**BRIEF**.
Write out the entries exactly, pictures excluded.

**RECORDS FOR PROCESSING**.

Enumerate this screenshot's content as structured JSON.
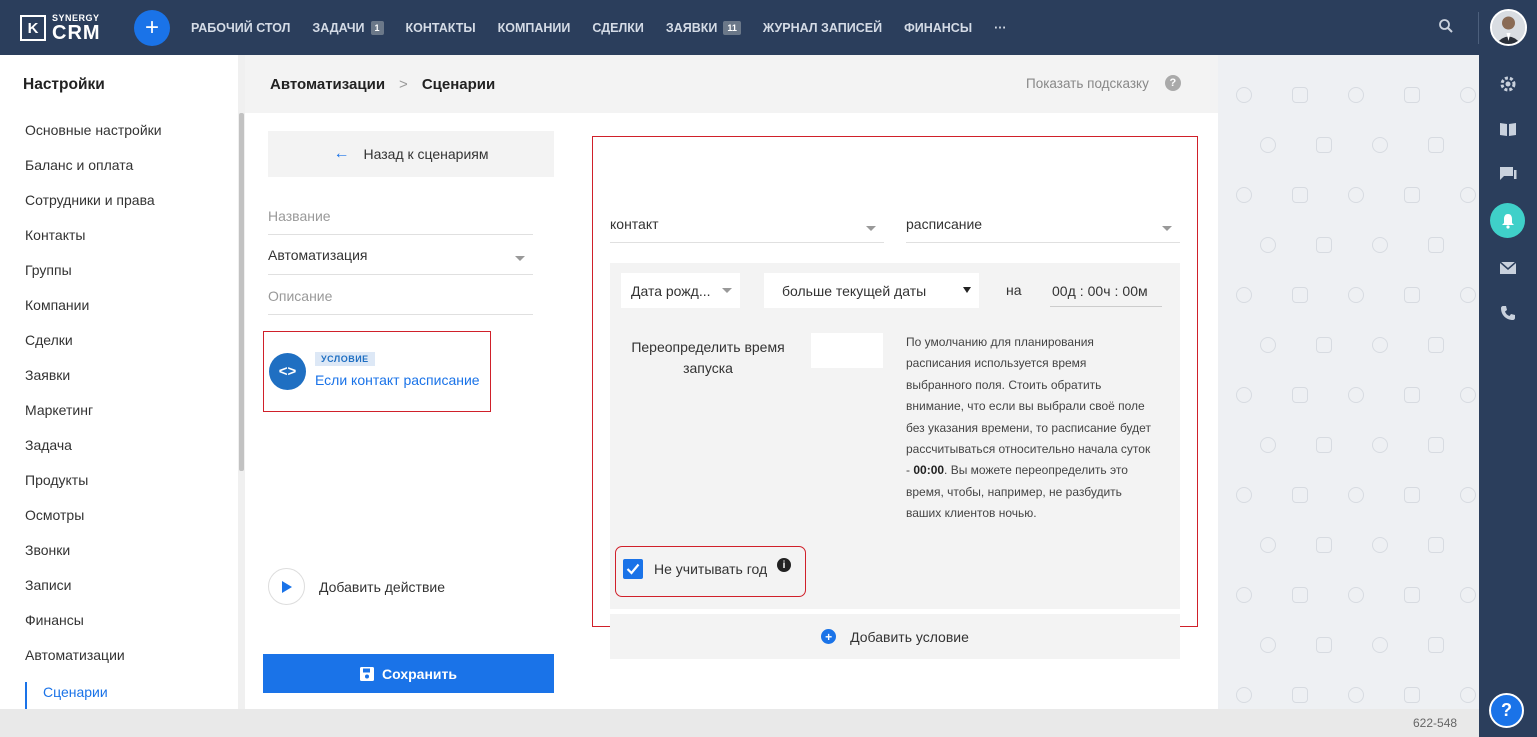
{
  "brand": {
    "logo_small": "SYNERGY",
    "logo_big": "CRM",
    "logo_mark": "K"
  },
  "topnav": {
    "items": [
      {
        "label": "РАБОЧИЙ СТОЛ",
        "badge": ""
      },
      {
        "label": "ЗАДАЧИ",
        "badge": "1"
      },
      {
        "label": "КОНТАКТЫ",
        "badge": ""
      },
      {
        "label": "КОМПАНИИ",
        "badge": ""
      },
      {
        "label": "СДЕЛКИ",
        "badge": ""
      },
      {
        "label": "ЗАЯВКИ",
        "badge": "11"
      },
      {
        "label": "ЖУРНАЛ ЗАПИСЕЙ",
        "badge": ""
      },
      {
        "label": "ФИНАНСЫ",
        "badge": ""
      }
    ],
    "more": "···",
    "plus": "+"
  },
  "sidebar": {
    "title": "Настройки",
    "items": [
      "Основные настройки",
      "Баланс и оплата",
      "Сотрудники и права",
      "Контакты",
      "Группы",
      "Компании",
      "Сделки",
      "Заявки",
      "Маркетинг",
      "Задача",
      "Продукты",
      "Осмотры",
      "Звонки",
      "Записи",
      "Финансы",
      "Автоматизации"
    ],
    "active": "Сценарии"
  },
  "breadcrumb": {
    "parent": "Автоматизации",
    "separator": ">",
    "current": "Сценарии"
  },
  "hint": {
    "label": "Показать подсказку",
    "icon": "?"
  },
  "scenario": {
    "back_label": "Назад к сценариям",
    "back_arrow": "←",
    "name_label": "Название",
    "name_value": "Автоматизация",
    "description_label": "Описание",
    "condition_tag": "УСЛОВИЕ",
    "condition_text": "Если контакт расписание",
    "condition_icon": "<>",
    "add_action_label": "Добавить действие",
    "save_label": "Сохранить"
  },
  "condition": {
    "entity": "контакт",
    "trigger": "расписание",
    "field": "Дата рожд...",
    "operator": "больше текущей даты",
    "on_label": "на",
    "time": {
      "days": "00",
      "days_unit": "д",
      "hours": "00",
      "hours_unit": "ч",
      "minutes": "00",
      "minutes_unit": "м",
      "sep": ":"
    },
    "override_label": "Переопределить время запуска",
    "note_before": "По умолчанию для планирования расписания используется время выбранного поля. Стоить обратить внимание, что если вы выбрали своё поле без указания времени, то расписание будет рассчитываться относительно начала суток - ",
    "note_bold": "00:00",
    "note_after": ". Вы можете переопределить это время, чтобы, например, не разбудить ваших клиентов ночью.",
    "ignore_year_label": "Не учитывать год",
    "ignore_year_checked": true,
    "info_icon": "i",
    "add_condition_label": "Добавить условие",
    "add_condition_icon": "+"
  },
  "right_bar": {
    "help_icon": "?"
  },
  "footer": {
    "version": "622-548"
  },
  "colors": {
    "topbar": "#2b3e5c",
    "accent": "#1a73e8",
    "highlight": "#d0202a",
    "bell": "#3fd0c9"
  }
}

**EXERCISE ANSWER**.
Enumerate this screenshot's content as structured JSON.
{
  "brand": {
    "logo_small": "SYNERGY",
    "logo_big": "CRM",
    "logo_mark": "K"
  },
  "topnav": {
    "items": [
      {
        "label": "РАБОЧИЙ СТОЛ",
        "badge": ""
      },
      {
        "label": "ЗАДАЧИ",
        "badge": "1"
      },
      {
        "label": "КОНТАКТЫ",
        "badge": ""
      },
      {
        "label": "КОМПАНИИ",
        "badge": ""
      },
      {
        "label": "СДЕЛКИ",
        "badge": ""
      },
      {
        "label": "ЗАЯВКИ",
        "badge": "11"
      },
      {
        "label": "ЖУРНАЛ ЗАПИСЕЙ",
        "badge": ""
      },
      {
        "label": "ФИНАНСЫ",
        "badge": ""
      }
    ],
    "more": "···",
    "plus": "+"
  },
  "sidebar": {
    "title": "Настройки",
    "items": [
      "Основные настройки",
      "Баланс и оплата",
      "Сотрудники и права",
      "Контакты",
      "Группы",
      "Компании",
      "Сделки",
      "Заявки",
      "Маркетинг",
      "Задача",
      "Продукты",
      "Осмотры",
      "Звонки",
      "Записи",
      "Финансы",
      "Автоматизации"
    ],
    "active": "Сценарии"
  },
  "breadcrumb": {
    "parent": "Автоматизации",
    "separator": ">",
    "current": "Сценарии"
  },
  "hint": {
    "label": "Показать подсказку",
    "icon": "?"
  },
  "scenario": {
    "back_label": "Назад к сценариям",
    "back_arrow": "←",
    "name_label": "Название",
    "name_value": "Автоматизация",
    "description_label": "Описание",
    "condition_tag": "УСЛОВИЕ",
    "condition_text": "Если контакт расписание",
    "condition_icon": "<>",
    "add_action_label": "Добавить действие",
    "save_label": "Сохранить"
  },
  "condition": {
    "entity": "контакт",
    "trigger": "расписание",
    "field": "Дата рожд...",
    "operator": "больше текущей даты",
    "on_label": "на",
    "time": {
      "days": "00",
      "days_unit": "д",
      "hours": "00",
      "hours_unit": "ч",
      "minutes": "00",
      "minutes_unit": "м",
      "sep": ":"
    },
    "override_label": "Переопределить время запуска",
    "note_before": "По умолчанию для планирования расписания используется время выбранного поля. Стоить обратить внимание, что если вы выбрали своё поле без указания времени, то расписание будет рассчитываться относительно начала суток - ",
    "note_bold": "00:00",
    "note_after": ". Вы можете переопределить это время, чтобы, например, не разбудить ваших клиентов ночью.",
    "ignore_year_label": "Не учитывать год",
    "ignore_year_checked": true,
    "info_icon": "i",
    "add_condition_label": "Добавить условие",
    "add_condition_icon": "+"
  },
  "right_bar": {
    "help_icon": "?"
  },
  "footer": {
    "version": "622-548"
  },
  "colors": {
    "topbar": "#2b3e5c",
    "accent": "#1a73e8",
    "highlight": "#d0202a",
    "bell": "#3fd0c9"
  }
}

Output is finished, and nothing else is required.